In her Mexico City firm El Cielo Architects and as head of the Urban Development Department at Infonavit (the Mexican National Workers’ Housing Fund Institute), Surella Segu has sought to develop comprehensive and sustainable solutions to the housing deficits associated with urban expansion in the Global South. In her work, research and field experiences form a feedback circle, and her focus has expanded beyond social housing to the regeneration of public spaces and community. Segu’s Loeb plan will begin with research on mass-produced social housing, the basis for creating new architecture and urban design systems that integrate end users in the planning process.
Possessing a strong belief in the architect’s social contract, James Shen situated his Beijing-based People’s Architecture Office in Dashilar, a lively historic district characterized by slum conditions. There he developed–among other innovations–the Courtyard House Plugin, a prefabricated building system to quickly and efficiently upgrade dilapidated courtyards to modern living and energy standards without any demolition. During Shen’s Loeb year, access to the GSD and Harvard’s social entrepreneurship community will enable him to examine viable business models and examples of design consultancies that successfully balance client interests, social mission, and sustainability.

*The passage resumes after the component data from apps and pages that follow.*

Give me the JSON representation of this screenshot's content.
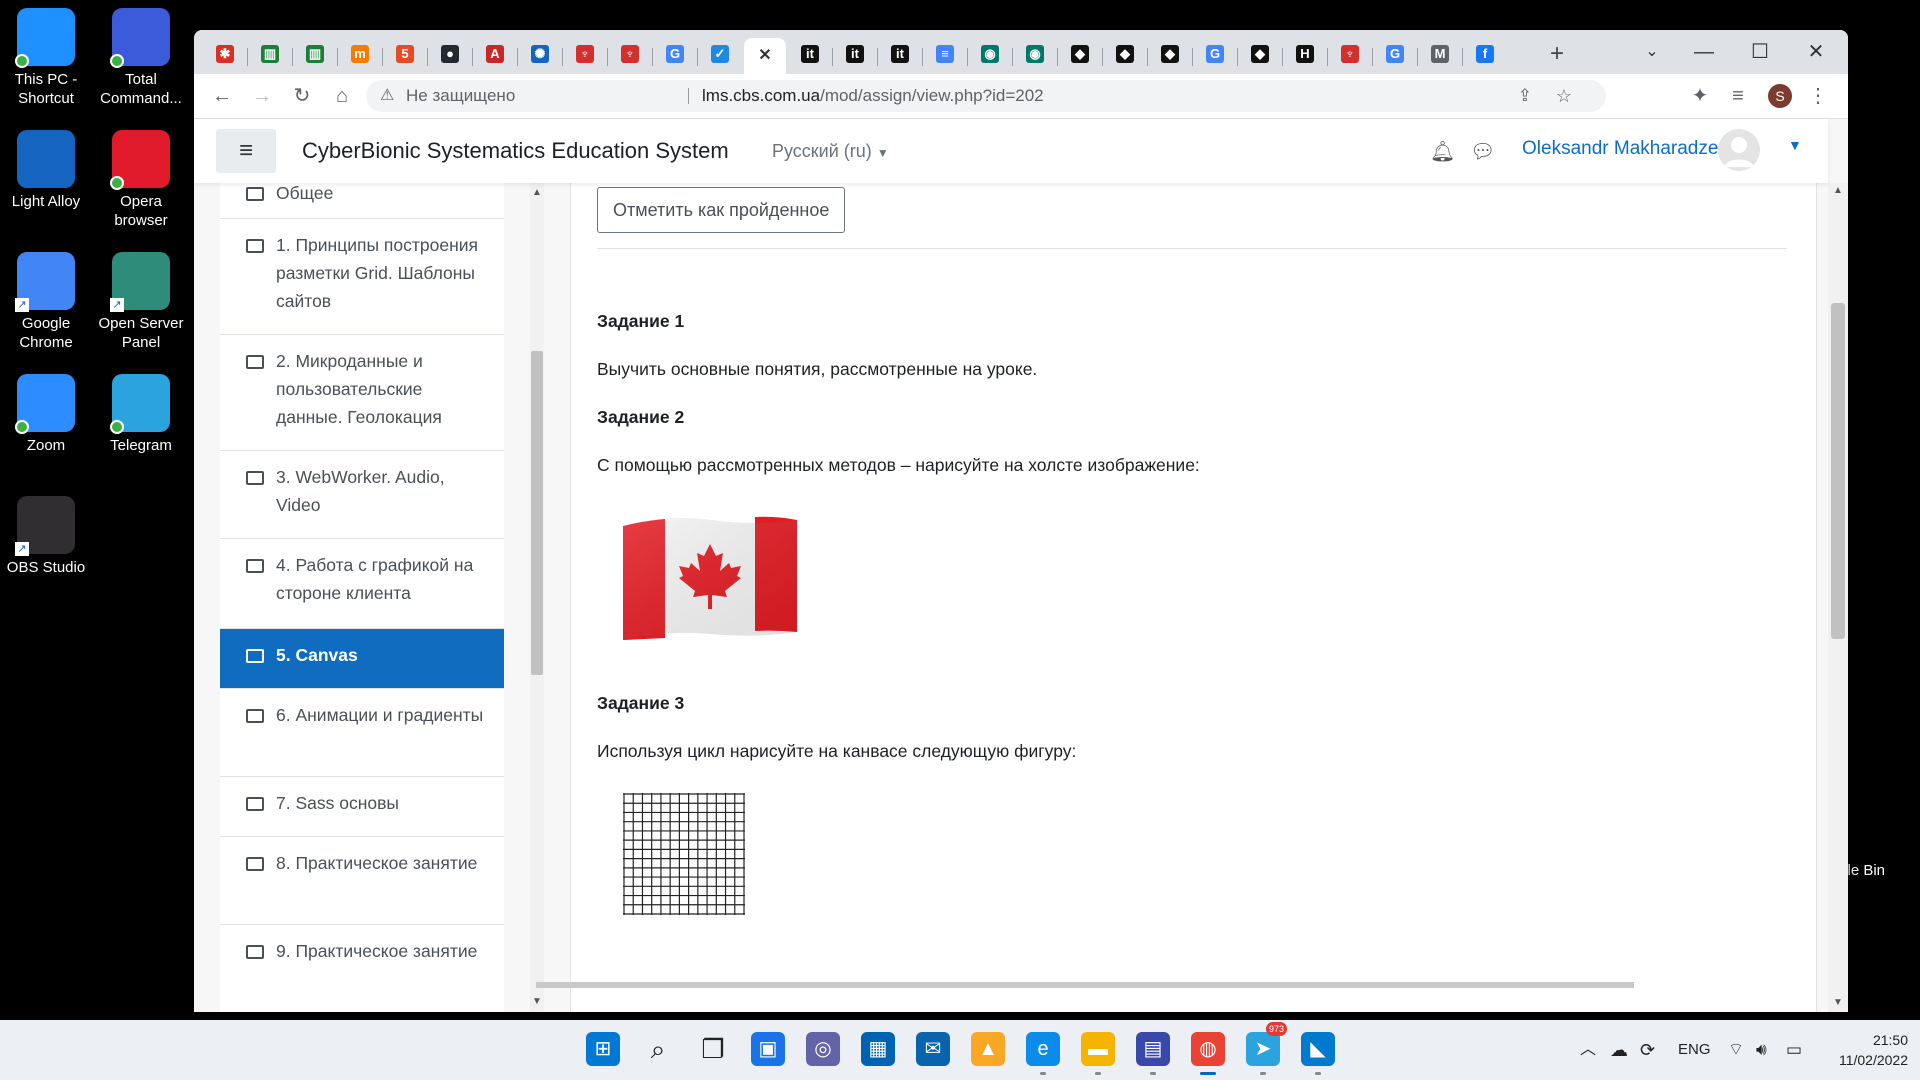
{
  "desktop": {
    "icons": [
      {
        "label": "This PC -\nShortcut",
        "color": "#1e90ff"
      },
      {
        "label": "Total\nCommand...",
        "color": "#3b5bdb"
      },
      {
        "label": "Light Alloy",
        "color": "#1565c0"
      },
      {
        "label": "Opera\nbrowser",
        "color": "#e0192b"
      },
      {
        "label": "Google\nChrome",
        "color": "#4285f4"
      },
      {
        "label": "Open Server\nPanel",
        "color": "#2d8c7a"
      },
      {
        "label": "Zoom",
        "color": "#2d8cff"
      },
      {
        "label": "Telegram",
        "color": "#2aa3df"
      },
      {
        "label": "OBS Studio",
        "color": "#302e31"
      }
    ],
    "recycle_label": "cle Bin"
  },
  "browser": {
    "tabs": [
      {
        "icon": "puzzle-colored-icon",
        "glyph": "✱",
        "color": "#d93025"
      },
      {
        "icon": "chart-icon",
        "glyph": "▥",
        "color": "#1a7f37"
      },
      {
        "icon": "chart-icon",
        "glyph": "▥",
        "color": "#1a7f37"
      },
      {
        "icon": "m-logo-icon",
        "glyph": "m",
        "color": "#f57c00"
      },
      {
        "icon": "html5-icon",
        "glyph": "5",
        "color": "#e34c26"
      },
      {
        "icon": "github-icon",
        "glyph": "●",
        "color": "#24292f"
      },
      {
        "icon": "font-a-icon",
        "glyph": "A",
        "color": "#c62828"
      },
      {
        "icon": "gear-blue-icon",
        "glyph": "✺",
        "color": "#1565c0"
      },
      {
        "icon": "person-red-icon",
        "glyph": "♆",
        "color": "#d32f2f"
      },
      {
        "icon": "person-red-icon",
        "glyph": "♆",
        "color": "#d32f2f"
      },
      {
        "icon": "google-icon",
        "glyph": "G",
        "color": "#4285f4"
      },
      {
        "icon": "check-blue-icon",
        "glyph": "✓",
        "color": "#1e88e5"
      },
      {
        "icon": "close-tab-icon",
        "glyph": "✕",
        "color": "#333333",
        "active": true
      },
      {
        "icon": "itc-icon",
        "glyph": "it",
        "color": "#111111"
      },
      {
        "icon": "itc-icon",
        "glyph": "it",
        "color": "#111111"
      },
      {
        "icon": "itc-icon",
        "glyph": "it",
        "color": "#111111"
      },
      {
        "icon": "docs-icon",
        "glyph": "≡",
        "color": "#4285f4"
      },
      {
        "icon": "circle-green-icon",
        "glyph": "◉",
        "color": "#00796b"
      },
      {
        "icon": "circle-green-icon",
        "glyph": "◉",
        "color": "#00796b"
      },
      {
        "icon": "cap-icon",
        "glyph": "◆",
        "color": "#111111"
      },
      {
        "icon": "cap-icon",
        "glyph": "◆",
        "color": "#111111"
      },
      {
        "icon": "cap-icon",
        "glyph": "◆",
        "color": "#111111"
      },
      {
        "icon": "google-icon",
        "glyph": "G",
        "color": "#4285f4"
      },
      {
        "icon": "cap-icon",
        "glyph": "◆",
        "color": "#111111"
      },
      {
        "icon": "h-icon",
        "glyph": "H",
        "color": "#111111"
      },
      {
        "icon": "person-red-icon",
        "glyph": "♆",
        "color": "#d32f2f"
      },
      {
        "icon": "google-icon",
        "glyph": "G",
        "color": "#4285f4"
      },
      {
        "icon": "gmail-icon",
        "glyph": "M",
        "color": "#5f6368"
      },
      {
        "icon": "facebook-icon",
        "glyph": "f",
        "color": "#1877f2"
      }
    ],
    "security_label": "Не защищено",
    "url_host": "lms.cbs.com.ua",
    "url_path": "/mod/assign/view.php?id=202",
    "profile_initial": "S"
  },
  "navbar": {
    "site_name": "CyberBionic Systematics Education System",
    "language": "Русский (ru)",
    "user_name": "Oleksandr Makharadze"
  },
  "sidebar": {
    "items": [
      {
        "label": "Общее",
        "active": false
      },
      {
        "label": "1. Принципы построения разметки Grid. Шаблоны сайтов",
        "active": false
      },
      {
        "label": "2. Микроданные и пользовательские данные. Геолокация",
        "active": false
      },
      {
        "label": "3. WebWorker. Audio, Video",
        "active": false
      },
      {
        "label": "4. Работа с графикой на стороне клиента",
        "active": false
      },
      {
        "label": "5. Canvas",
        "active": true
      },
      {
        "label": "6. Анимации и градиенты",
        "active": false
      },
      {
        "label": "7. Sass основы",
        "active": false
      },
      {
        "label": "8. Практическое занятие",
        "active": false
      },
      {
        "label": "9. Практическое занятие",
        "active": false
      }
    ]
  },
  "main": {
    "mark_done_label": "Отметить как пройденное",
    "task1_title": "Задание 1",
    "task1_text": "Выучить основные понятия, рассмотренные на уроке.",
    "task2_title": "Задание 2",
    "task2_text": "С помощью рассмотренных методов – нарисуйте на холсте изображение:",
    "task3_title": "Задание 3",
    "task3_text": "Используя цикл нарисуйте на канвасе следующую фигуру:",
    "grid_lines": 14
  },
  "taskbar": {
    "apps": [
      {
        "icon": "windows-start-icon",
        "glyph": "⊞",
        "color": "#0078d4"
      },
      {
        "icon": "search-icon",
        "glyph": "⌕",
        "color": "#222222"
      },
      {
        "icon": "task-view-icon",
        "glyph": "❐",
        "color": "#222222"
      },
      {
        "icon": "widgets-icon",
        "glyph": "▣",
        "color": "#1a73e8"
      },
      {
        "icon": "teams-chat-icon",
        "glyph": "◎",
        "color": "#6264a7"
      },
      {
        "icon": "store-icon",
        "glyph": "▦",
        "color": "#0063b1"
      },
      {
        "icon": "mail-icon",
        "glyph": "✉",
        "color": "#0a64ad"
      },
      {
        "icon": "light-alloy-icon",
        "glyph": "▲",
        "color": "#f9a825"
      },
      {
        "icon": "edge-icon",
        "glyph": "e",
        "color": "#0c8ce9"
      },
      {
        "icon": "file-explorer-icon",
        "glyph": "▬",
        "color": "#f4b400"
      },
      {
        "icon": "total-commander-icon",
        "glyph": "▤",
        "color": "#3949ab"
      },
      {
        "icon": "chrome-icon",
        "glyph": "◍",
        "color": "#ea4335"
      },
      {
        "icon": "telegram-icon",
        "glyph": "➤",
        "color": "#2aa3df"
      },
      {
        "icon": "vscode-icon",
        "glyph": "◣",
        "color": "#007acc"
      }
    ],
    "telegram_badge": "973",
    "language": "ENG",
    "time": "21:50",
    "date": "11/02/2022"
  }
}
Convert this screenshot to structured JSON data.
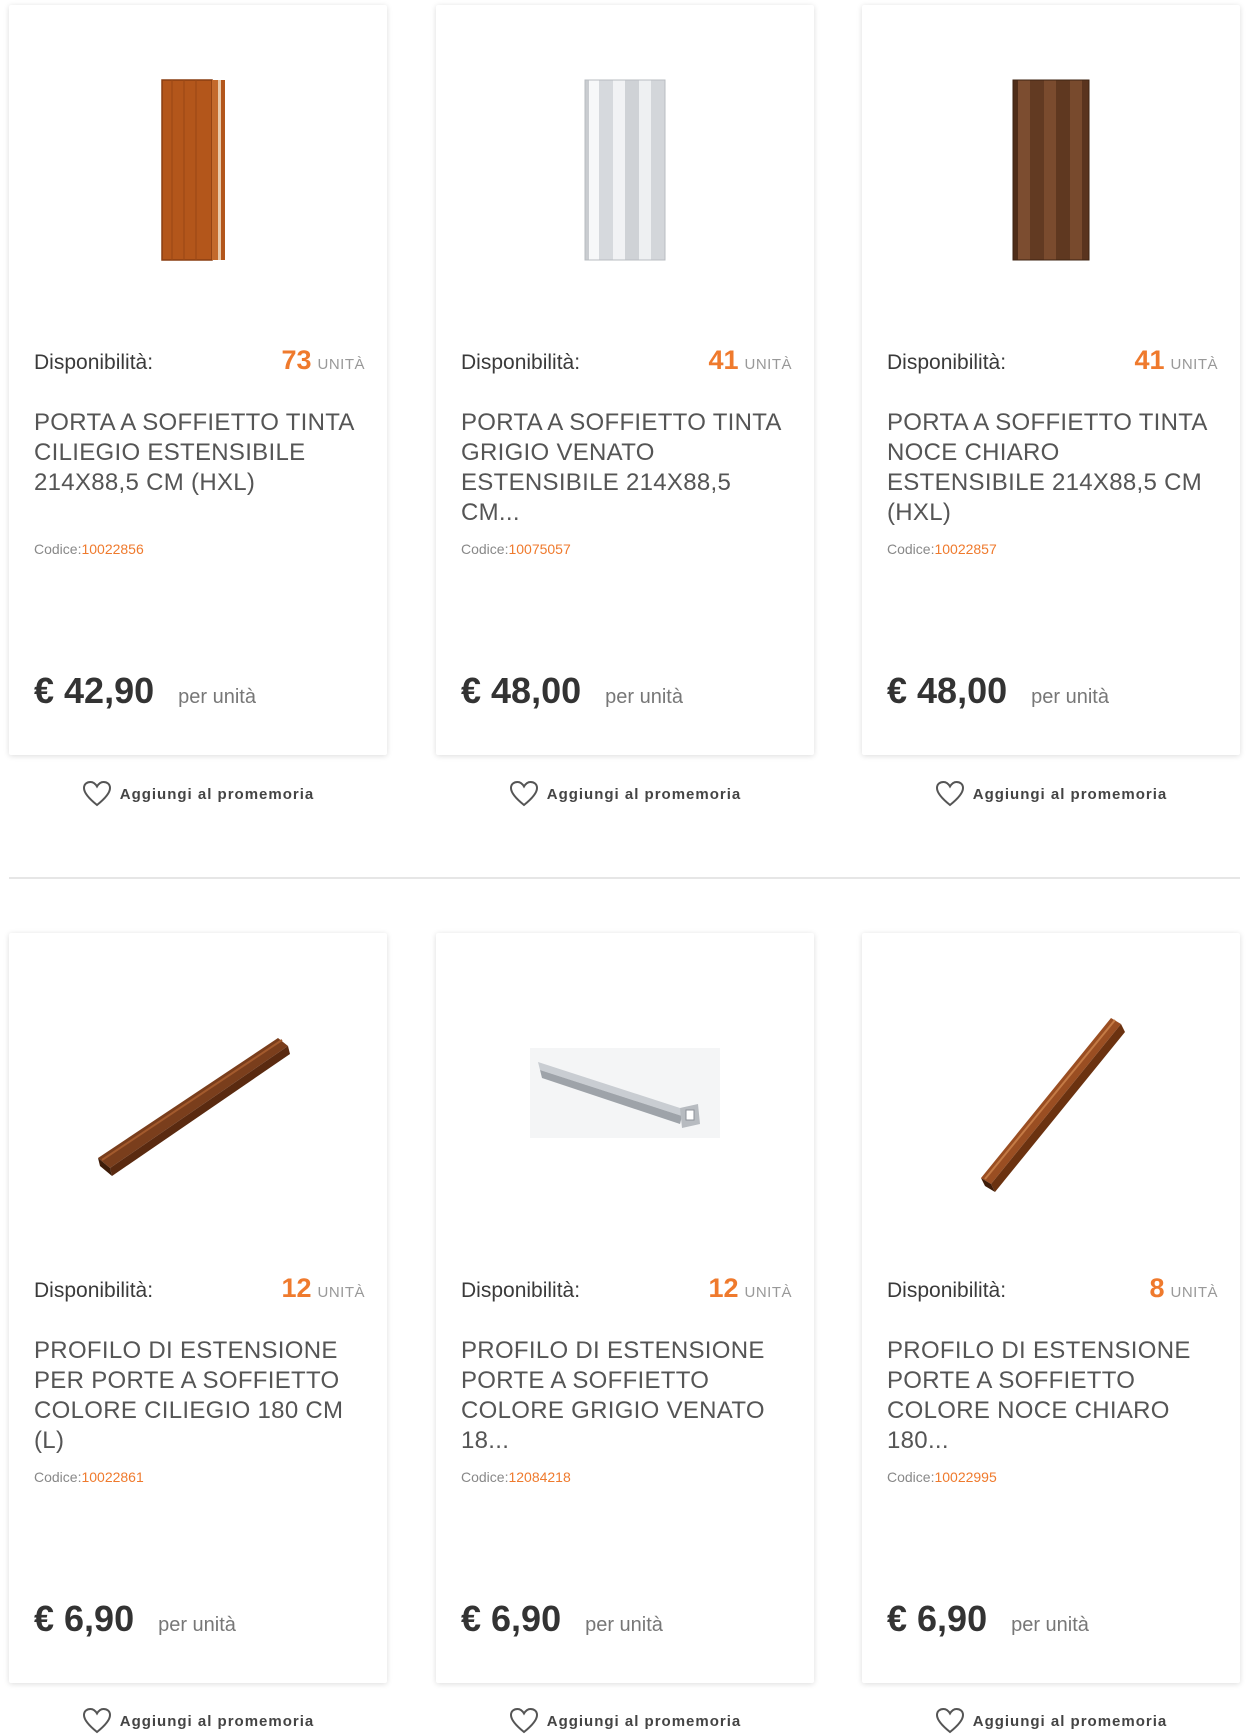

As founder and coeditor of Cityscapes magazine, based in Cape Town, South Africa, Tau Tavengwa bridges urban academic research with design practice and policymaking to establish a better understanding of urban practice within and between cities of the Global South. His work also encompasses exhibition design and curatorial projects and has promoted understanding of the complex dynamics of urbanization in Africa. During his Loeb year he aims to harness a network of urbanists across Africa, Latin America, and South Asia as a catalyst for progressive change in the Global South, and to explore the role Cityscapes magazine can play in achieving this goal.
Eric Williams is the founder of the Silver Room on the South Side of Chicago, for 20 years an influential retail and community art hub in the city. The Silver Room Sound System Block Party attracted more than 15,000 attendees in 2016, and the 3-day CONNECT Hyde Park Arts Festival, a collaboration with the University of Chicago, activated empty storefronts with pop-up art exhibits organized by some of Chicago's leading curators. During his Loeb Fellowship Williams will focus on strategies for replicating the Silver Room model nationally and methods for measuring the social and economic impact of arts entrepreneurship.
Loeb Fellows represent the broadest spectrum of practitioners shaping the built and natural environment: architects and landscape architects, urban planners and journalists, public artists and affordable housing developers. Since 1971, they have come from around the world to the Harvard Graduate School of Design with a common purpose: to strengthen their ability to advance positive social outcomes and to make the world a better place for all. After stepping away from their hectic professional lives for a transformative Fellowship year in residence, they join a powerful worldwide network of over 450 colleagues and friends.